Getting great landscape (and seascape) shots takes more than just the right lens or the proper setup. In fact, the key to amazing landscape photography may actually lie in composition. A landscape photo can have remarkable clarity and ideal lighting, yet still fail short due to poor composition.
Fortunately, the composition of landscape photos is fairly simple. A standard landscape photo has three distinct “lines”: a horizon, a foreground, and an area with the subject. Balancing these lines is crucial if you want to create beautiful landscape images.
To bring these lines into balance, try composing your image according to the following rules of composition:
1. Rule of Thirds
The first and perhaps most basic principle is the rule of thirds. Simply divide your composition into three vertical and three horizontal rows to create a nine square grid. Then, try positioning any points of interest at the intersections of the grid. This arrangement helps to balance the scene and guide the viewer to the photo’s focal points.
For landscapes, it’s best to avoid setting the main subject in the dead center of the grid. Instead, counterbalance it with other elements to show off the full beauty of the scene.
Another way to compose a landscape is to use elements within the scene to frame the subject. Consider the landscape paintings of artists such as Maxfield Parrish, who used boulders and tree branches to frame scenic views. This same effect can be used in landscape photography, too.

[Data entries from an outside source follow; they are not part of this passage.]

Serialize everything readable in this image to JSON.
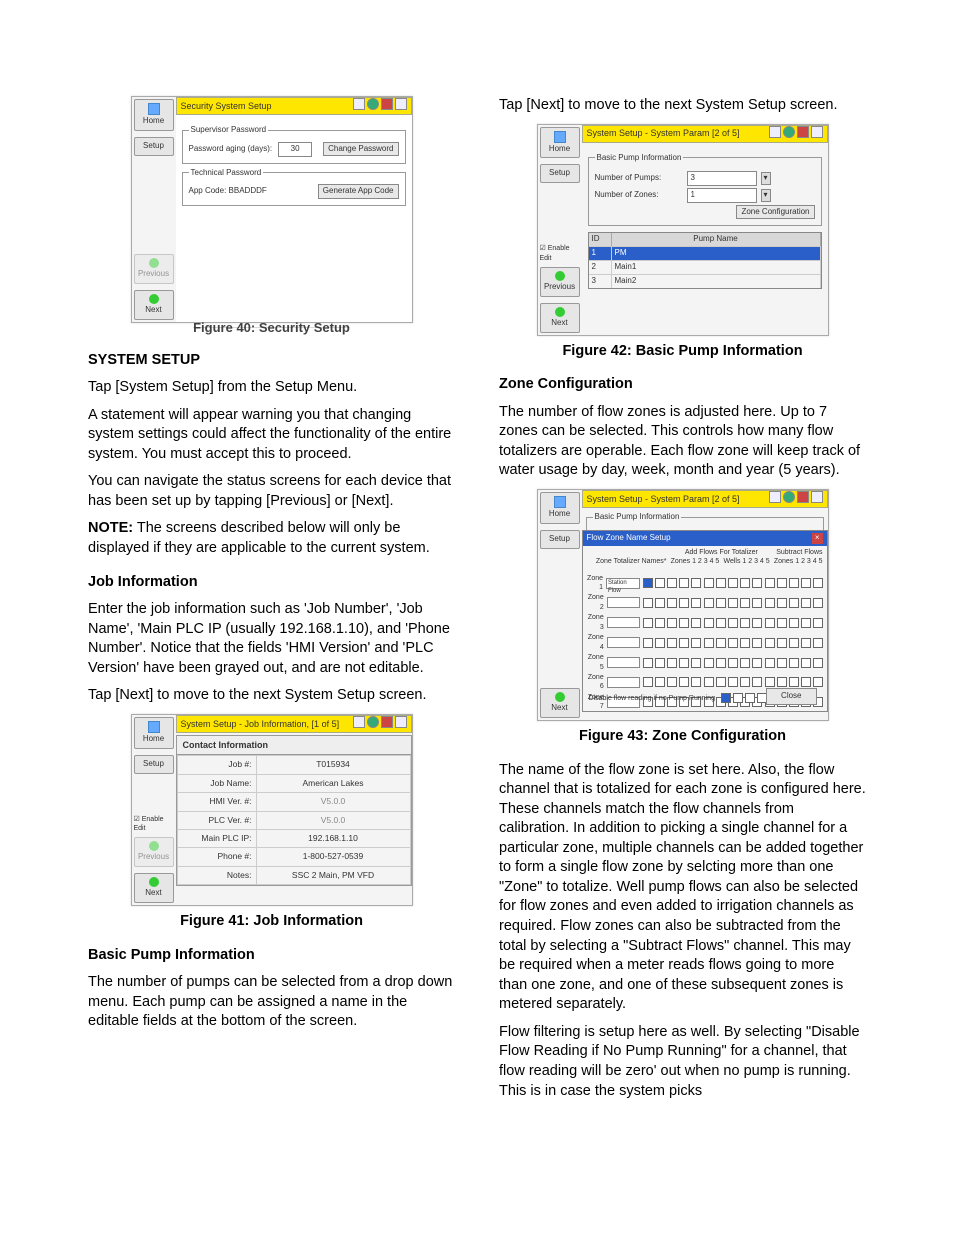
{
  "left": {
    "fig40": {
      "caption": "Figure 40: Security Setup",
      "title": "Security System Setup",
      "home": "Home",
      "setup": "Setup",
      "previous": "Previous",
      "next": "Next",
      "supLegend": "Supervisor Password",
      "pwAgingLabel": "Password aging (days):",
      "pwAgingVal": "30",
      "changePw": "Change Password",
      "techLegend": "Technical Password",
      "appCode": "App Code: BBADDDF",
      "genAppCode": "Generate App Code"
    },
    "h1": "SYSTEM SETUP",
    "p1": "Tap [System Setup] from the Setup Menu.",
    "p2": "A statement will appear warning you that changing system settings could affect the functionality of the entire system. You must accept this to proceed.",
    "p3": "You can navigate the status screens for each device that has been set up by tapping [Previous] or [Next].",
    "noteLabel": "NOTE:",
    "noteBody": " The screens described below will only be displayed if they are applicable to the current system.",
    "h2": "Job Information",
    "p4": "Enter the job information such as 'Job Number', 'Job Name', 'Main PLC IP (usually 192.168.1.10), and 'Phone Number'. Notice that the fields 'HMI Version' and 'PLC Version' have been grayed out, and are not editable.",
    "p5": "Tap [Next] to move to the next System Setup screen.",
    "fig41": {
      "caption": "Figure 41: Job Information",
      "title": "System Setup - Job Information, [1 of 5]",
      "ci": "Contact Information",
      "rows": [
        {
          "label": "Job #:",
          "value": "T015934"
        },
        {
          "label": "Job Name:",
          "value": "American Lakes"
        },
        {
          "label": "HMI Ver. #:",
          "value": "V5.0.0"
        },
        {
          "label": "PLC Ver. #:",
          "value": "V5.0.0"
        },
        {
          "label": "Main PLC IP:",
          "value": "192.168.1.10"
        },
        {
          "label": "Phone #:",
          "value": "1-800-527-0539"
        },
        {
          "label": "Notes:",
          "value": "SSC 2 Main, PM VFD"
        }
      ],
      "enableEdit": "Enable Edit",
      "home": "Home",
      "setup": "Setup",
      "previous": "Previous",
      "next": "Next"
    },
    "h3": "Basic Pump Information",
    "p6": "The number of pumps can be selected from a drop down menu. Each pump can be assigned a name in the editable fields at the bottom of the screen."
  },
  "right": {
    "p1": "Tap [Next] to move to the next System Setup screen.",
    "fig42": {
      "caption": "Figure 42: Basic Pump Information",
      "title": "System Setup - System Param [2 of 5]",
      "legend": "Basic Pump Information",
      "numPumpsL": "Number of Pumps:",
      "numPumpsV": "3",
      "numZonesL": "Number of Zones:",
      "numZonesV": "1",
      "zoneCfg": "Zone Configuration",
      "idH": "ID",
      "pnameH": "Pump Name",
      "pumps": [
        {
          "id": "1",
          "name": "PM"
        },
        {
          "id": "2",
          "name": "Main1"
        },
        {
          "id": "3",
          "name": "Main2"
        }
      ],
      "enableEdit": "Enable Edit",
      "home": "Home",
      "setup": "Setup",
      "previous": "Previous",
      "next": "Next"
    },
    "h1": "Zone Configuration",
    "p2": "The number of flow zones is adjusted here. Up to 7 zones can be selected.  This controls how many flow totalizers are operable.  Each flow zone will keep track of water usage by day, week, month and year (5 years).",
    "fig43": {
      "caption": "Figure 43: Zone Configuration",
      "title": "System Setup - System Param [2 of 5]",
      "legend": "Basic Pump Information",
      "modalTitle": "Flow Zone Name Setup",
      "ztn": "Zone Totalizer Names*",
      "addHdr": "Add Flows For Totalizer",
      "subHdr": "Subtract Flows",
      "zonesHdr": "Zones",
      "wellsHdr": "Wells",
      "zone1Name": "Station Flow",
      "zones": [
        "Zone 1",
        "Zone 2",
        "Zone 3",
        "Zone 4",
        "Zone 5",
        "Zone 6",
        "Zone 7"
      ],
      "disableLabel": "Disable flow reading if no Pump Running",
      "close": "Close",
      "home": "Home",
      "setup": "Setup",
      "next": "Next"
    },
    "p3": "The name of the flow zone is set here.  Also, the flow channel that is totalized for each zone is configured here.  These channels match the flow channels from calibration.  In addition to picking a single channel for a particular zone, multiple channels can be added together to form a single flow zone by selcting more than one \"Zone\" to totalize.  Well pump flows can also be selected for flow zones and even added to irrigation channels as required.  Flow zones can also be subtracted from the total by selecting a \"Subtract Flows\" channel. This may be required when a meter reads flows going to more than one zone, and one of these subsequent zones is metered separately.",
    "p4": "Flow filtering is setup here as well.  By selecting \"Disable Flow Reading if No Pump Running\" for a channel, that flow reading will be zero' out when no pump is running.  This is in case the system picks"
  }
}
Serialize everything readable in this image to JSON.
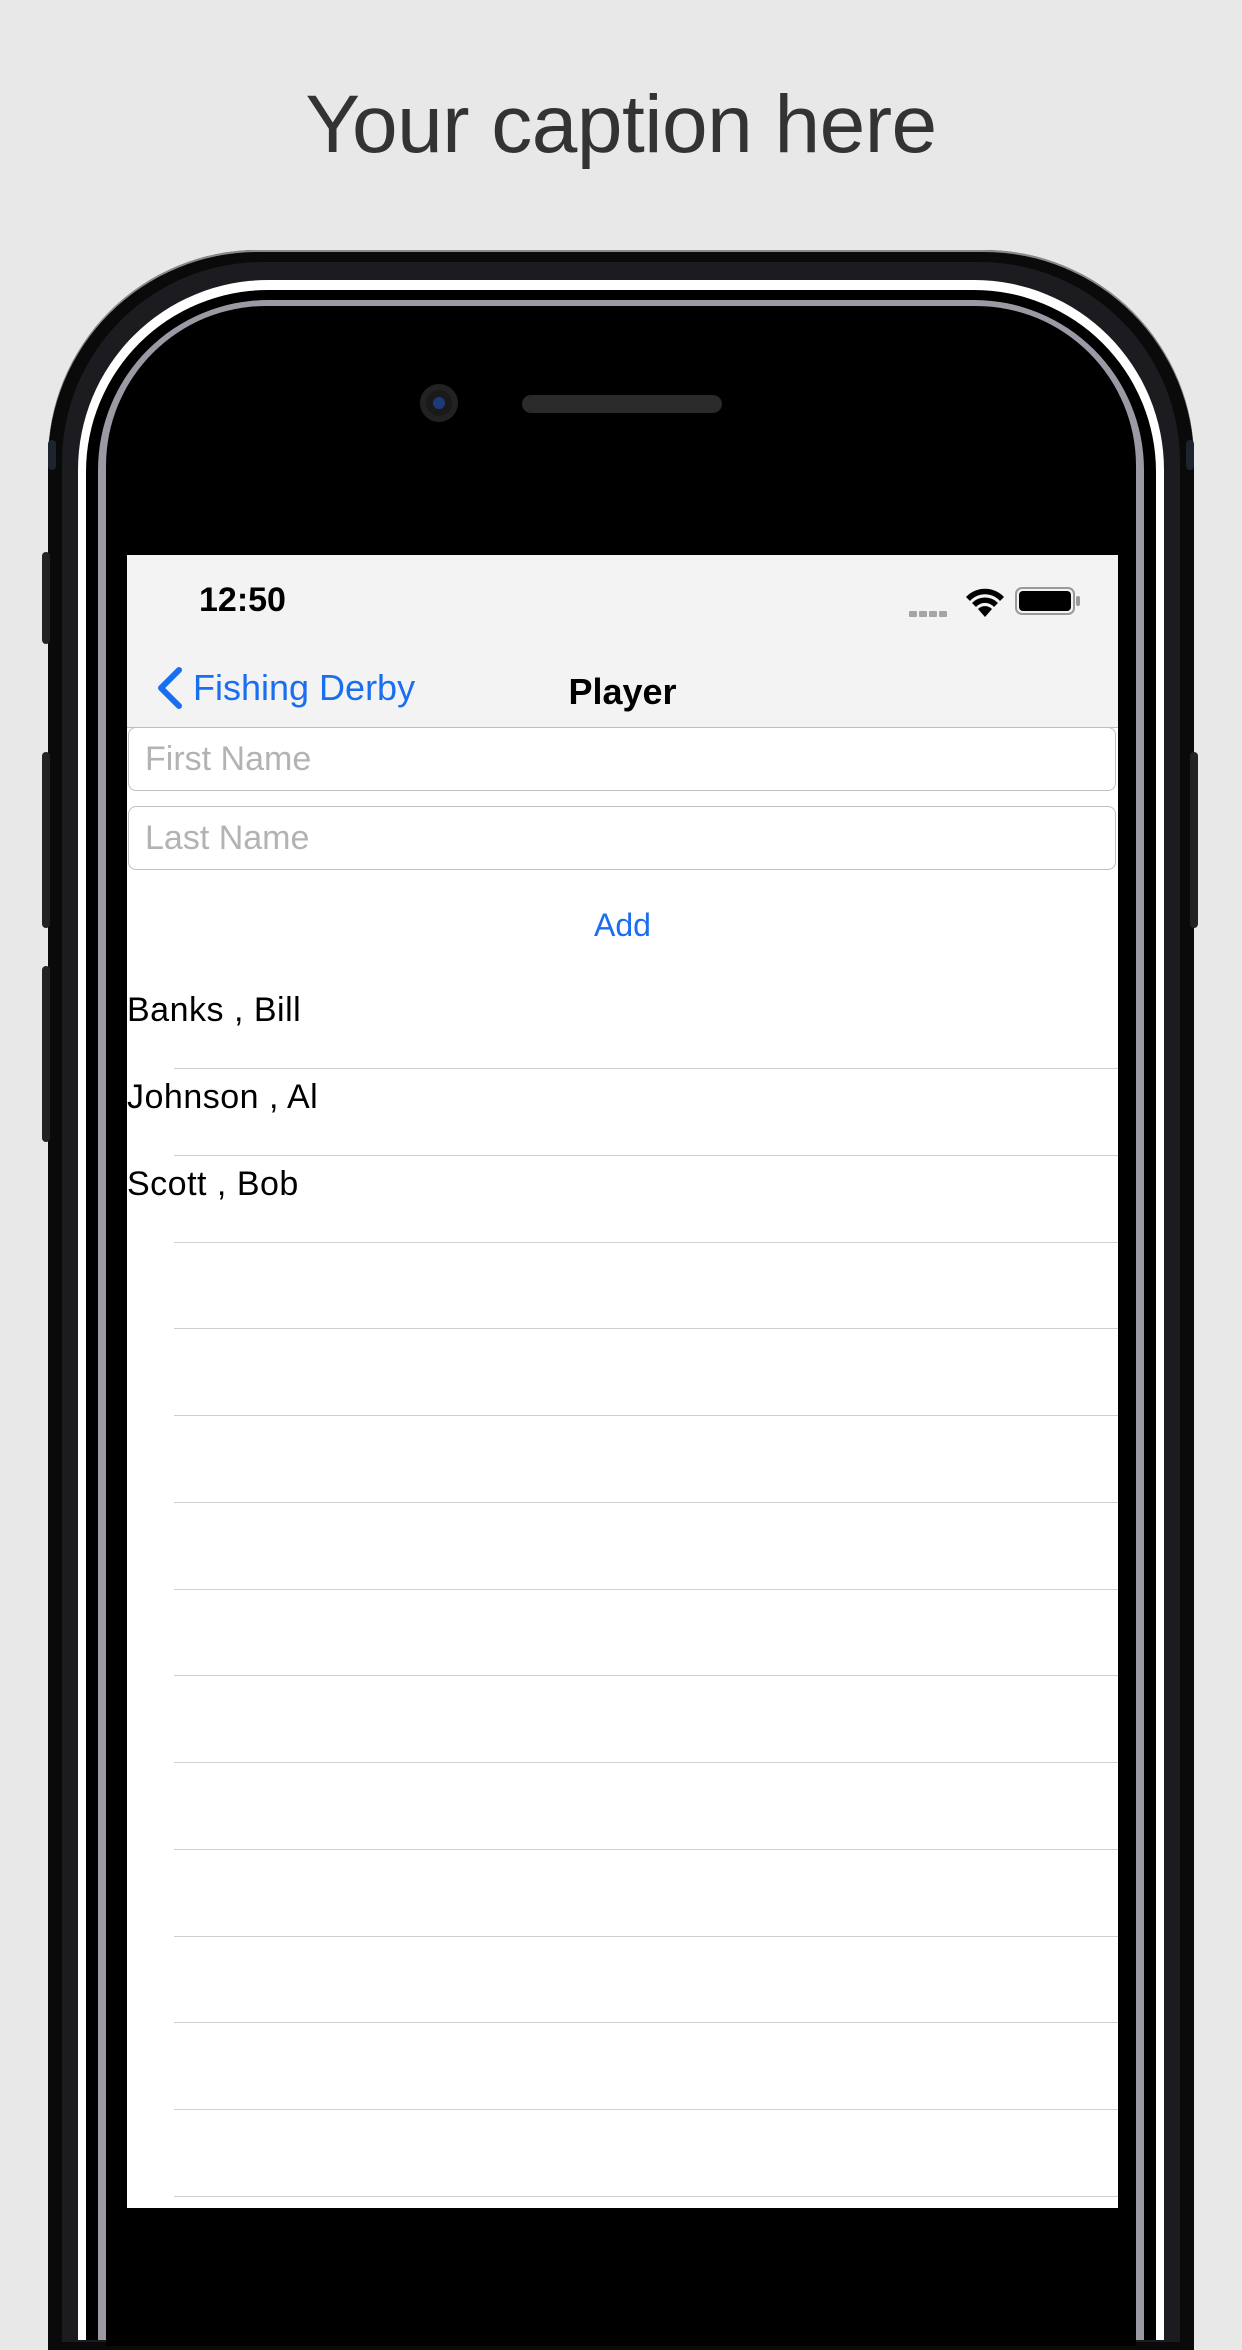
{
  "caption": "Your caption here",
  "status_bar": {
    "time": "12:50",
    "icons": [
      "signal-icon",
      "wifi-icon",
      "battery-icon"
    ]
  },
  "nav": {
    "back_label": "Fishing Derby",
    "title": "Player"
  },
  "form": {
    "first_name": {
      "value": "",
      "placeholder": "First Name"
    },
    "last_name": {
      "value": "",
      "placeholder": "Last Name"
    },
    "add_label": "Add"
  },
  "players": [
    {
      "label": "Banks ,  Bill"
    },
    {
      "label": "Johnson ,  Al"
    },
    {
      "label": "Scott ,  Bob"
    }
  ],
  "colors": {
    "accent": "#1a6ef0",
    "background": "#e8e8e8",
    "bar": "#f4f3f4"
  }
}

You don’t need to have a complete, four-sided frame. A partial frame can achieve the same effect. For example, rocky cliffs could frame a foggy seascape, and a shady forest could frame a snow-capped mountain.
3. Diagonals, Horizontals, and Verticals
Framing and the rule of thirds are two reliable ways to compose a photograph, but they’re not the only options. Returning to the concept of lines in landscape photography, you could play with diagonal, horizontal or vertical lines in your composition. For instance, car tracks could divide a grassy field vertically, bringing beauty into an otherwise unremarkable scene.
You can also layer lines across an image. For example, you could horizontally layer a sunrise, mountains, fog, trees, and a grassy field to create a striking landscape photo. Of course, you would need to find that scene first, but perhaps it’ll be more noticeable if you keep the concept of lines in mind.
R Casey – Untitled
Marco Bergner – Sea of Fog